Quality tolerance limits (QTLs) may be a relatively new concept in clinical trials, but they are already making research safer and its results more reliable.
Since being mandated under the International Council for Harmonization (ICH)’s guideline for good clinical practice, E6(R2), in 2016, QTLs have been implemented by an increasing number of sponsors and CROs.1 There remains some ambiguity around the best way to select QTL parameters and set thresholds.
During a session at the recent RBQM Live event, CluePoints’ Chief Scientific Officer, Steve Young, spoke to leading voices about their motivations, experiences, and thoughts on the future of QTLs.
An ethical imperative
Aside from the regulatory requirement, sponsors are adopting QTLs because it is the right thing to do, said Joanna Florek-Marwitz, Data Management, Data Science, and RBQM Senior Leader at UCB.
“The primary motivation for implementing this is to conduct studies safely and to generate reliable evidence,” she said.
Marion Wolfs, Senior Director of Risk Management and Central Monitoring at Janssen, agreed that an important ethical element existed. “We want to make sure we work in the safest possible way, that we develop medications that are as safe as possible, and that they do what we intend them to do,” she said, adding that the very process of selecting QTL parameters and thresholds forced study teams to think about their scientific questions “on a deeper level” and “challenge their assumptions.”
It keeps the study teams “focused on what’s important,” explained Steve Gilbert, Pfizer’s Senior Director of Statistics. “We work in partnership with our patients. We are responsible for keeping them safe and ensuring that their commitment to our trial is not wasted… if we run a study but can’t get a clean readout because of quality issues, it’s not ethical, and it’s not fair to our patients.”
Selecting QTL parameters

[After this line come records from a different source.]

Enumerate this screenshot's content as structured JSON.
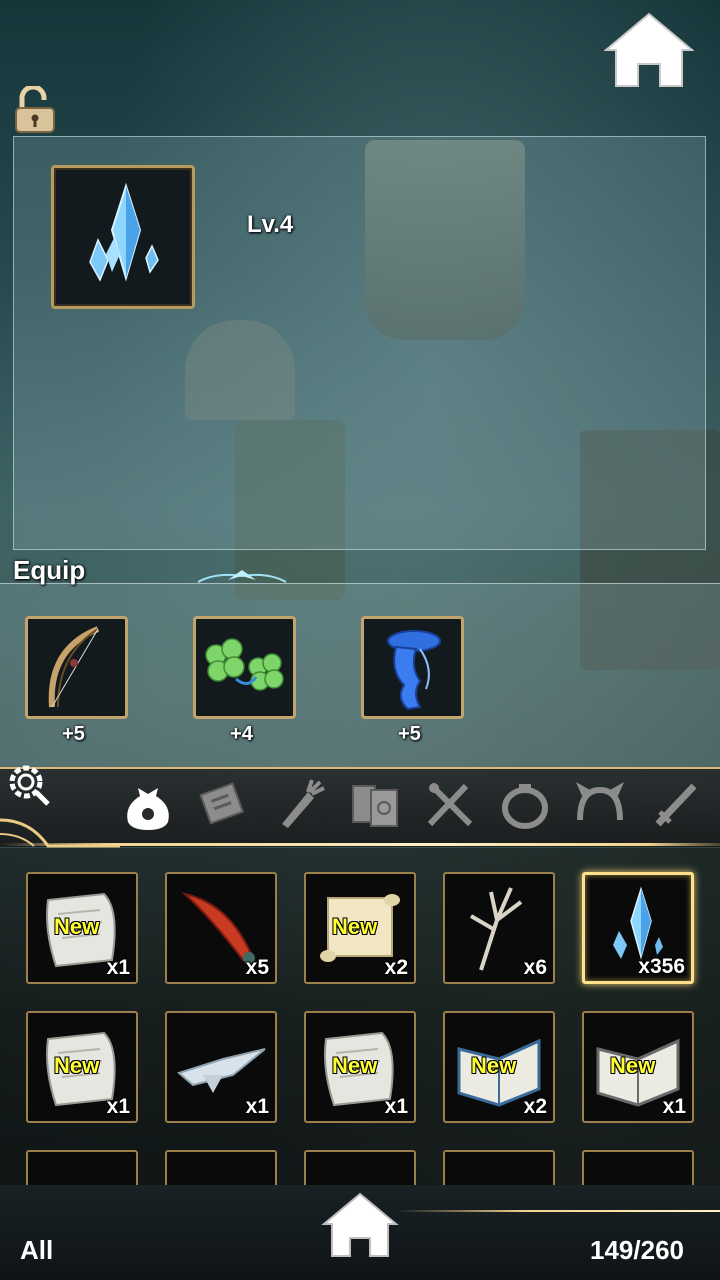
{
  "selected_item": {
    "level": "Lv.4",
    "icon": "blue-crystal-icon"
  },
  "equip": {
    "title": "Equip",
    "slots": [
      {
        "icon": "bow-icon",
        "bonus": "+5"
      },
      {
        "icon": "clover-icon",
        "bonus": "+4"
      },
      {
        "icon": "blue-scarf-icon",
        "bonus": "+5"
      }
    ]
  },
  "tabs": [
    {
      "name": "all-bag",
      "icon": "bag-icon",
      "active": true
    },
    {
      "name": "documents",
      "icon": "letter-icon",
      "active": false
    },
    {
      "name": "ingredients",
      "icon": "carrot-icon",
      "active": false
    },
    {
      "name": "books",
      "icon": "book-icon",
      "active": false
    },
    {
      "name": "tools",
      "icon": "utensils-icon",
      "active": false
    },
    {
      "name": "rings",
      "icon": "ring-icon",
      "active": false
    },
    {
      "name": "headgear",
      "icon": "headband-icon",
      "active": false
    },
    {
      "name": "weapons",
      "icon": "sword-icon",
      "active": false
    }
  ],
  "inventory": [
    {
      "icon": "scroll-icon",
      "new": "New",
      "qty": "x1"
    },
    {
      "icon": "red-feather-icon",
      "new": "",
      "qty": "x5"
    },
    {
      "icon": "parchment-icon",
      "new": "New",
      "qty": "x2"
    },
    {
      "icon": "branch-icon",
      "new": "",
      "qty": "x6"
    },
    {
      "icon": "blue-crystal-icon",
      "new": "",
      "qty": "x356",
      "selected": true
    },
    {
      "icon": "scroll-icon",
      "new": "New",
      "qty": "x1"
    },
    {
      "icon": "silver-wing-icon",
      "new": "",
      "qty": "x1"
    },
    {
      "icon": "scroll-icon",
      "new": "New",
      "qty": "x1"
    },
    {
      "icon": "open-book-icon",
      "new": "New",
      "qty": "x2"
    },
    {
      "icon": "open-book-icon",
      "new": "New",
      "qty": "x1"
    }
  ],
  "footer": {
    "filter": "All",
    "count": "149/260"
  },
  "colors": {
    "frame_gold": "#b79a5e",
    "new_yellow": "#ffff33",
    "selected_glow": "#ffe08a"
  }
}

When asked how they chose QTL parameters, the common themes were making them study-specific and conducting a thorough risk assessment.
“We have whiteboarding sessions where everybody gathers to find and rank all the study risks. Then, from that, we generate the study-specific key risk indicators (KRIs), and the QTLs will come from those,” said Gilbert, adding that it all started with identifying “critical to quality” factors.
All three speakers said their organizations maintained a library of common QTLs, which Florek-Marwitz explained helped ease implementation and avoid overburdening the study team. However, these tended to be more generic, with the study team refining them to suit the trial.
“The QTL has to be connected to the study’s scientific question,” said Wolfs. While the library may suggest monitoring “missed endpoints,” she explained, it was down to the study team to select a study-specific endpoint that would aid with the final analysis. “The QTLs we select should help us answer our scientific question,” she added.
All three said their organizations tended to implement between two and four QTLs per trial, as well as numerous KRIs, to monitor risk at a site level.
Setting QTL thresholds
Florek-Marwitz described the setting of QTL thresholds as a “cross-functional, expert-led process.”
At UCB, study teams have access to a database of historical data they can search by categories, including therapeutic area, compound, study design type, and study phase. This information then informs discussions with medics, statisticians, and other subject matter experts, who set the thresholds collectively.
All three speakers’ organizations had a similar approach. Wolfs said Janssen also ran various scenarios to calculate how variations in the identified QTL parameters would impact data quality at different breakpoints.
They also all highlighted the limits of basing decisions on historical data. Firstly, it could be built on different assumptions from those used to answer the scientific question. What’s more, “things change over time,” said Wolfs, explaining it was necessary to consider how much historical data was “still appropriate to use.”
“Regulatory demands can also come into play,” said Gilbert. “I might know that, in a particular therapeutic area, the FDA will not accept the results if we lose more than 20% of patients, for example,” he said. A “lost to follow-up” QTL, then, could be useful.
QTLs and the future
The use of QTLs is a process of “continual learning” for the industry, said Wolfs. She added that she expected organizations to get better at selecting the parameters and thresholds that add the most value over time.
As the sector becomes more proficient, Florek-Marwitz expects the approach to expand into other areas. “We have established risk-based monitoring and have all this experience. I see an opportunity to translate that into other areas, such as clinical data management. It could change our thinking from fixing issues to preventing and mitigating risk.”
For Gilbert’s part, he said he expected to see this become “business as usual,” with further automation helping to make QTL and KRI parameter selection and threshold setting “one seamless process.”
To learn more about this topic, please listen to the full OnDemand session from RBQM Live, which can be found here.
- Bhagat, R., Bojarski, L., Chevalier, S., Görtz, D. R., Le Meignen, S., Makowski, M., … & Turri, S. (2021). Quality tolerance limits: framework for successful implementation in clinical development. Therapeutic innovation & regulatory science, 55(2), 251-261.